EXCERPTED DATA.
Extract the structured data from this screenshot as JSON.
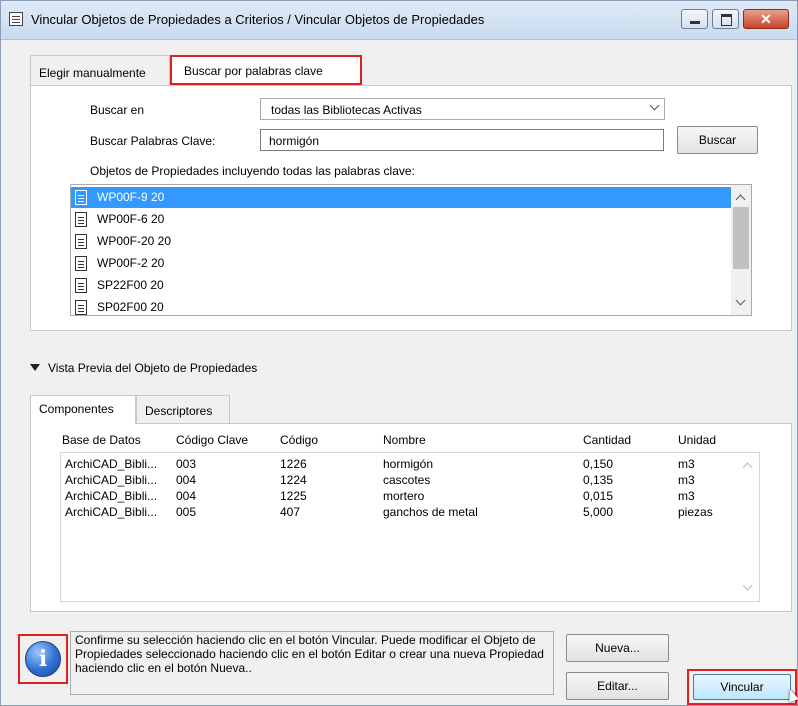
{
  "window": {
    "title": "Vincular Objetos de Propiedades a Criterios / Vincular Objetos de Propiedades",
    "close_glyph": "✕"
  },
  "tabs": [
    {
      "label": "Elegir manualmente"
    },
    {
      "label": "Buscar por palabras clave"
    }
  ],
  "search": {
    "search_in_label": "Buscar en",
    "search_in_value": "todas las Bibliotecas Activas",
    "keywords_label": "Buscar Palabras Clave:",
    "keywords_value": "hormigón",
    "search_button": "Buscar",
    "results_label": "Objetos de Propiedades incluyendo todas las palabras clave:"
  },
  "results": [
    {
      "label": "WP00F-9 20"
    },
    {
      "label": "WP00F-6 20"
    },
    {
      "label": "WP00F-20 20"
    },
    {
      "label": "WP00F-2 20"
    },
    {
      "label": "SP22F00 20"
    },
    {
      "label": "SP02F00 20"
    }
  ],
  "preview": {
    "title": "Vista Previa del Objeto de Propiedades",
    "tabs": [
      {
        "label": "Componentes"
      },
      {
        "label": "Descriptores"
      }
    ],
    "columns": [
      "Base de Datos",
      "Código Clave",
      "Código",
      "Nombre",
      "Cantidad",
      "Unidad"
    ],
    "rows": [
      [
        "ArchiCAD_Bibli...",
        "003",
        "1226",
        "hormigón",
        "0,150",
        "m3"
      ],
      [
        "ArchiCAD_Bibli...",
        "004",
        "1224",
        "cascotes",
        "0,135",
        "m3"
      ],
      [
        "ArchiCAD_Bibli...",
        "004",
        "1225",
        "mortero",
        "0,015",
        "m3"
      ],
      [
        "ArchiCAD_Bibli...",
        "005",
        "407",
        "ganchos de metal",
        "5,000",
        "piezas"
      ]
    ]
  },
  "info": {
    "icon_letter": "i",
    "text": "Confirme su selección haciendo clic en el botón Vincular. Puede modificar el Objeto de Propiedades seleccionado haciendo clic en el botón Editar o crear una nueva Propiedad haciendo clic en el botón Nueva.."
  },
  "buttons": {
    "new": "Nueva...",
    "edit": "Editar...",
    "link": "Vincular"
  },
  "colors": {
    "highlight": "#e02020",
    "selection": "#3399ff"
  }
}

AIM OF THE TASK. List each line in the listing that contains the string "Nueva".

REPLY.
    "text": "Confirme su selección haciendo clic en el botón Vincular. Puede modificar el Objeto de Propiedades seleccionado haciendo clic en el botón Editar o crear una nueva Propiedad haciendo clic en el botón Nueva.."
    "new": "Nueva...",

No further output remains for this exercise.